- Opening Delimiter -
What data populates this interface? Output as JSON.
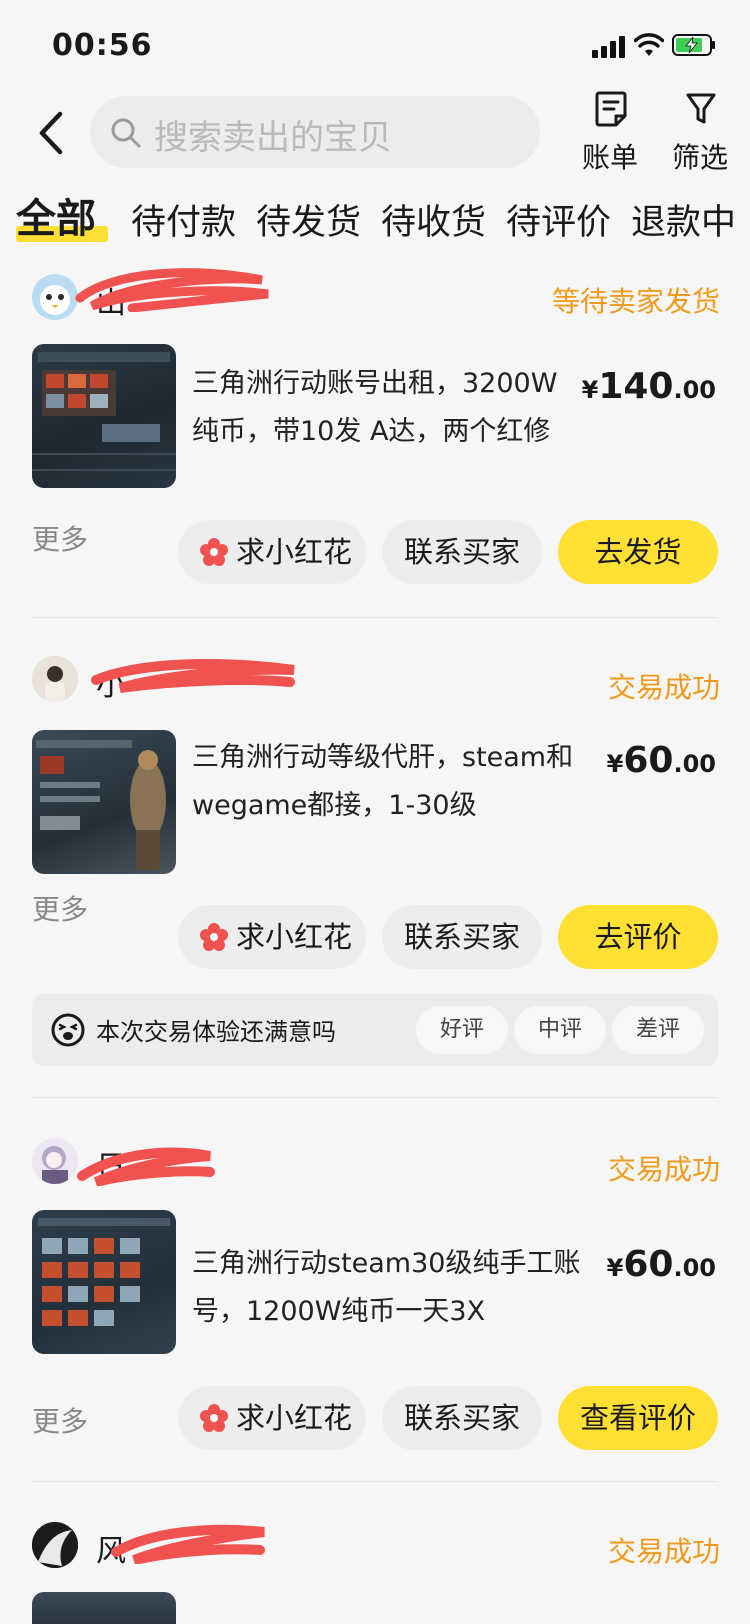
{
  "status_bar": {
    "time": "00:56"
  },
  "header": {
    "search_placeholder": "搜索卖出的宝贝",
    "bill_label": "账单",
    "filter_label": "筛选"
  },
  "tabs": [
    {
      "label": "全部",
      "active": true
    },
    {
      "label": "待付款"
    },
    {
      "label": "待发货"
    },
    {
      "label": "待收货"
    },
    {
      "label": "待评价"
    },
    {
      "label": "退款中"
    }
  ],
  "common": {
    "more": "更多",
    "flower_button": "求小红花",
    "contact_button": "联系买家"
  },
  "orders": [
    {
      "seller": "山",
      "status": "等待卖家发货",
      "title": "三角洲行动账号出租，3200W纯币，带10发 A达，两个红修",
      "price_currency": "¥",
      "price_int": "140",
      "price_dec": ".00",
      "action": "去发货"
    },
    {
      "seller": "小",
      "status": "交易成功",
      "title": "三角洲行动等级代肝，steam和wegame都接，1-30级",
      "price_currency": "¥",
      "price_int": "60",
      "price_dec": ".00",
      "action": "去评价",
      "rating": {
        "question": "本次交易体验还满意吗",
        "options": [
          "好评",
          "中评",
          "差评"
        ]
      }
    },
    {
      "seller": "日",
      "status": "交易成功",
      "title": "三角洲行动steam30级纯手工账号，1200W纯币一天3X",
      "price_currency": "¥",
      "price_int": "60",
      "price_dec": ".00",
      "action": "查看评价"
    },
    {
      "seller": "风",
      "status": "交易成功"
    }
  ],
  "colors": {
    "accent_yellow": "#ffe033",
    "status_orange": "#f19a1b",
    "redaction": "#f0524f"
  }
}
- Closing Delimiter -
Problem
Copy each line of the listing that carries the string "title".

Answer
      "title": "三角洲行动账号出租，3200W纯币，带10发 A达，两个红修",
      "title": "三角洲行动等级代肝，steam和wegame都接，1-30级",
      "title": "三角洲行动steam30级纯手工账号，1200W纯币一天3X",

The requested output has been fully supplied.